START Data for processing

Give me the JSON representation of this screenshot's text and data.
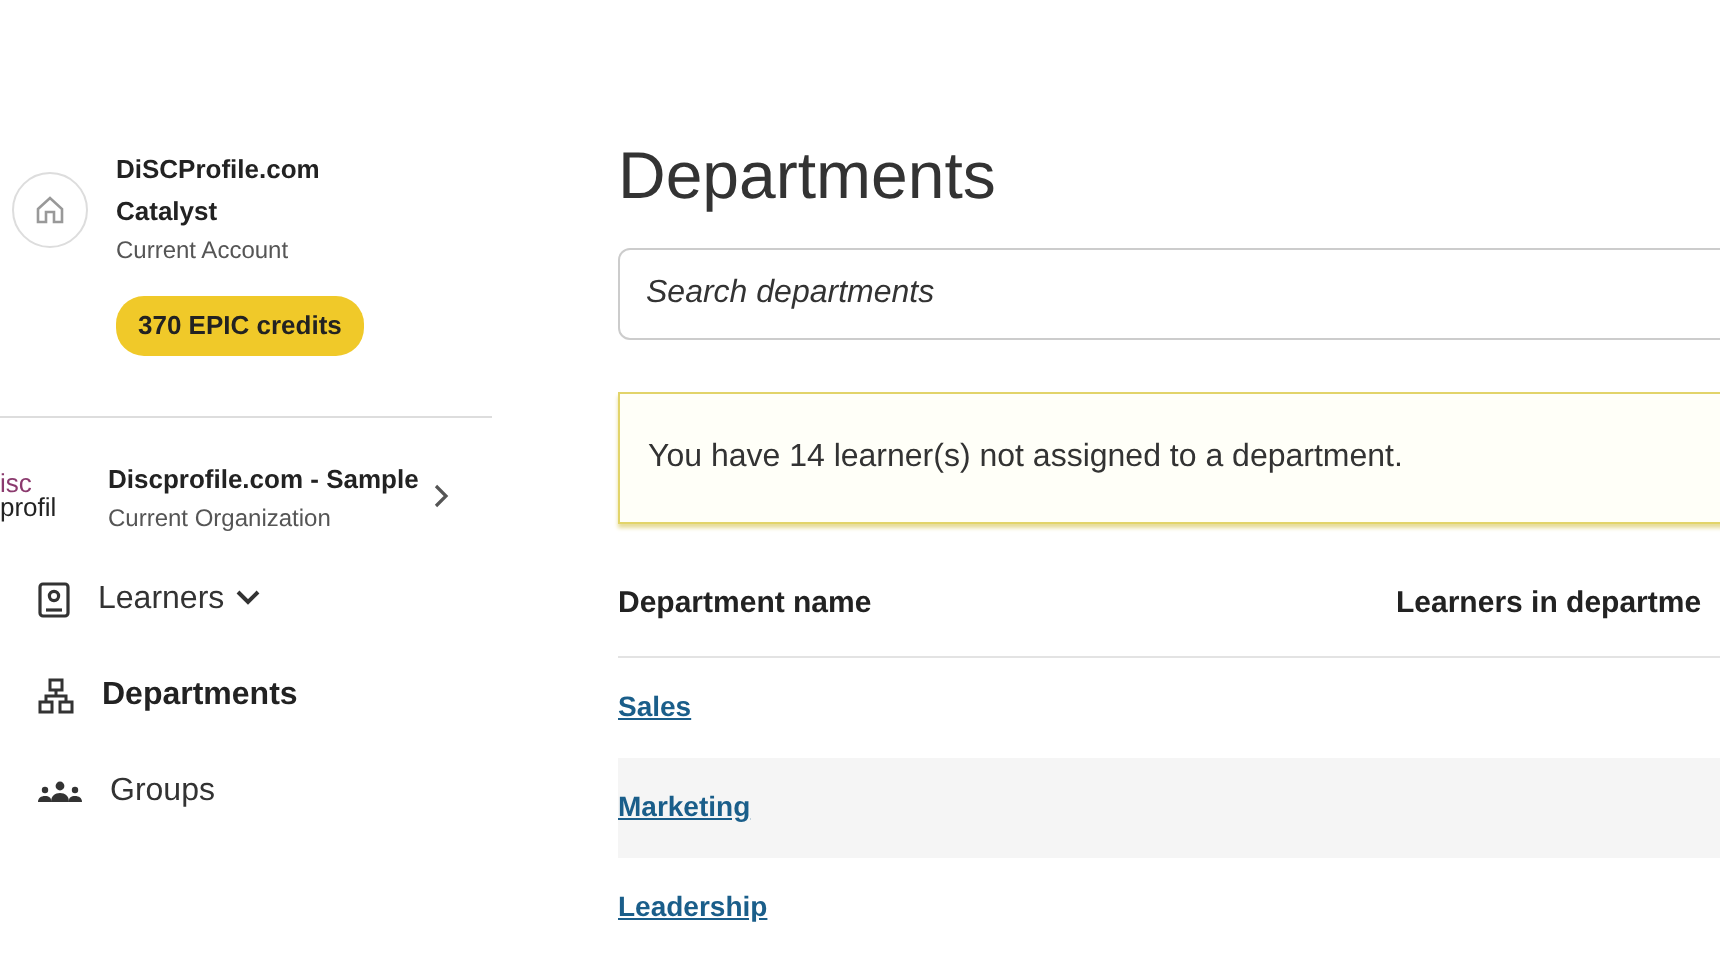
{
  "account": {
    "name": "DiSCProfile.com",
    "plan": "Catalyst",
    "caption": "Current Account",
    "credits": "370 EPIC credits"
  },
  "organization": {
    "logo_lines": [
      "isc",
      "profil"
    ],
    "name": "Discprofile.com - Sample",
    "caption": "Current Organization"
  },
  "nav": [
    {
      "kind": "learners",
      "label": "Learners",
      "selected": false,
      "has_submenu": true
    },
    {
      "kind": "departments",
      "label": "Departments",
      "selected": true,
      "has_submenu": false
    },
    {
      "kind": "groups",
      "label": "Groups",
      "selected": false,
      "has_submenu": false
    }
  ],
  "page_title": "Departments",
  "search": {
    "placeholder": "Search departments"
  },
  "notice": "You have 14 learner(s) not assigned to a department.",
  "table": {
    "columns": [
      "Department name",
      "Learners in departme"
    ],
    "rows": [
      {
        "name": "Sales"
      },
      {
        "name": "Marketing"
      },
      {
        "name": "Leadership"
      }
    ]
  }
}
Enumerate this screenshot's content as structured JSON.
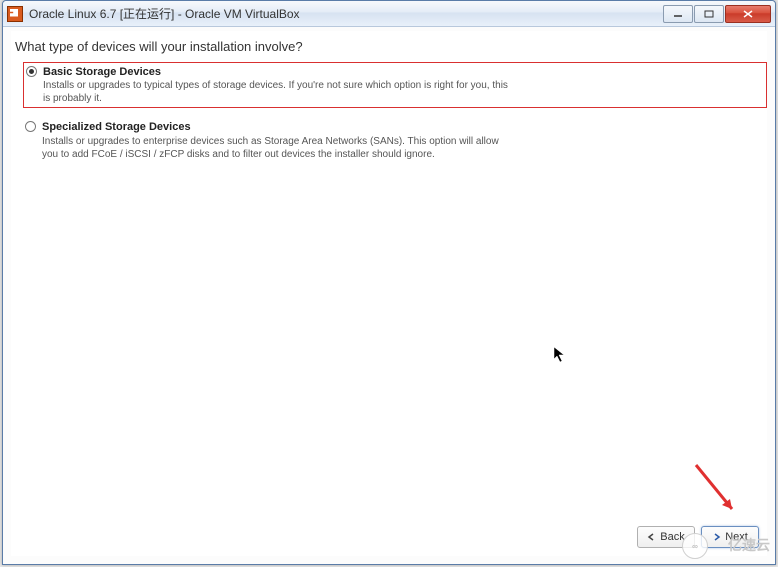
{
  "window": {
    "title": "Oracle Linux 6.7 [正在运行] - Oracle VM VirtualBox"
  },
  "installer": {
    "question": "What type of devices will your installation involve?",
    "options": [
      {
        "title": "Basic Storage Devices",
        "description": "Installs or upgrades to typical types of storage devices.  If you're not sure which option is right for you, this is probably it.",
        "selected": true,
        "highlighted": true
      },
      {
        "title": "Specialized Storage Devices",
        "description": "Installs or upgrades to enterprise devices such as Storage Area Networks (SANs). This option will allow you to add FCoE / iSCSI / zFCP disks and to filter out devices the installer should ignore.",
        "selected": false,
        "highlighted": false
      }
    ]
  },
  "footer": {
    "back_label": "Back",
    "next_label": "Next"
  },
  "watermark": {
    "text": "亿速云",
    "icon_label": "∞"
  }
}
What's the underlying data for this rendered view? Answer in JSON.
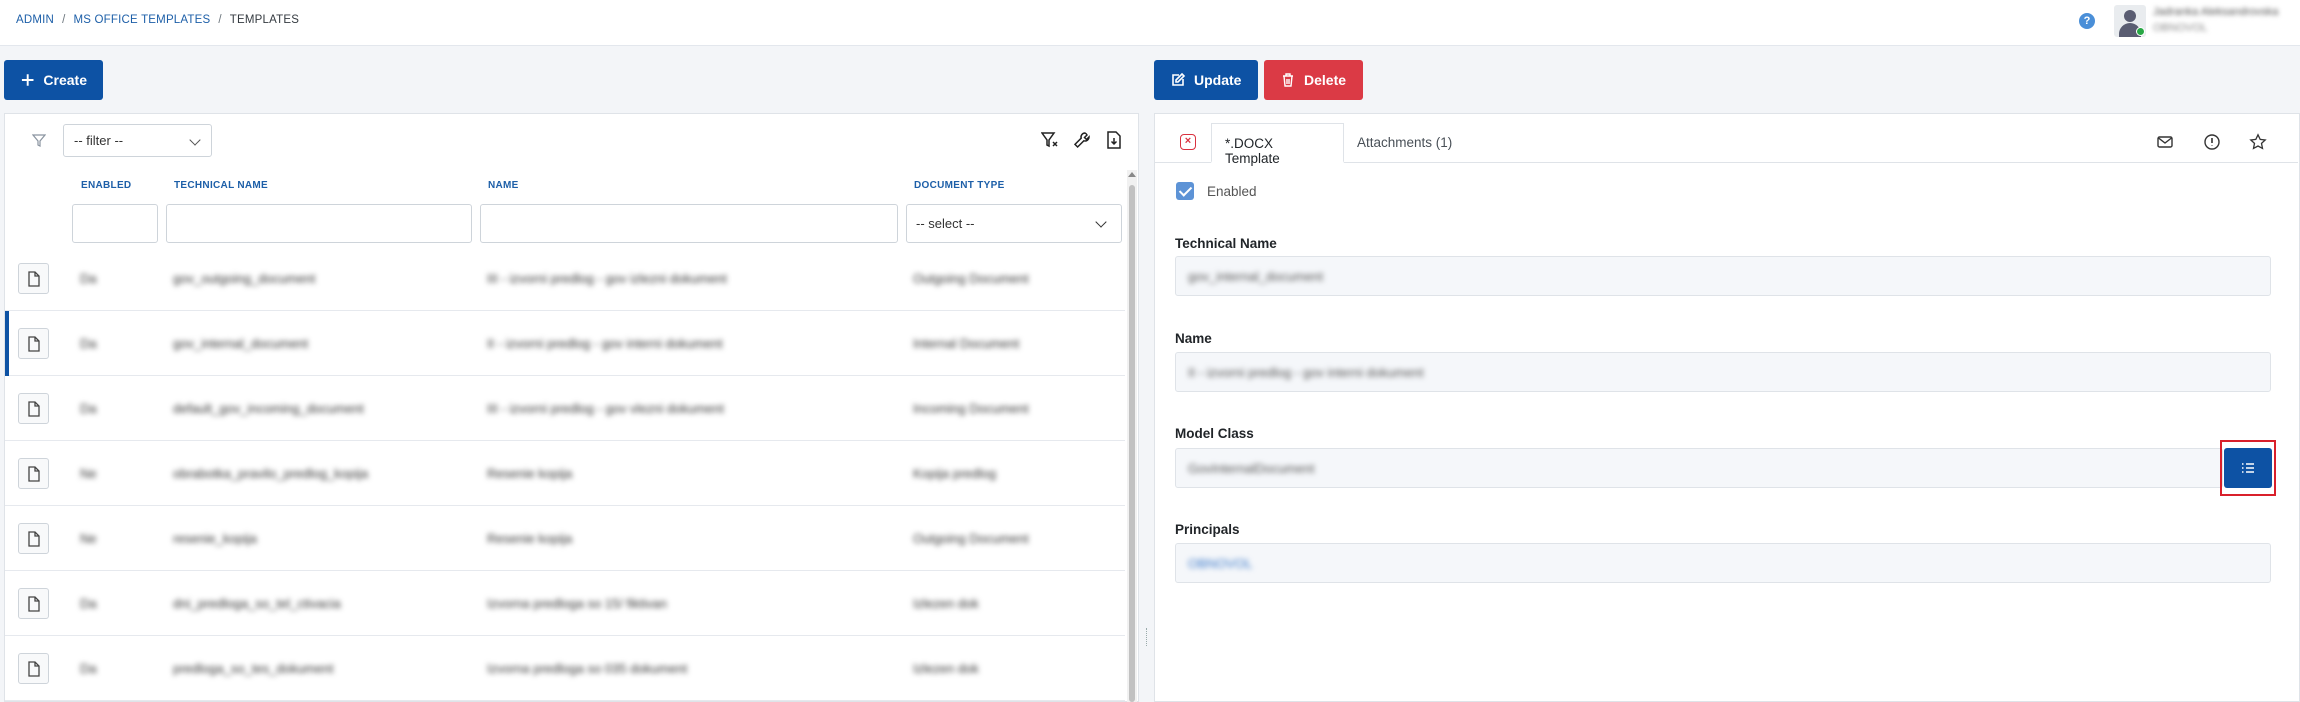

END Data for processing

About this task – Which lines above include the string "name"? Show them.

Solution for this problem –
    "name": "DiSCProfile.com",
    "name": "Discprofile.com - Sample",
      "Department name",
        "name": "Sales"
        "name": "Marketing"
        "name": "Leadership"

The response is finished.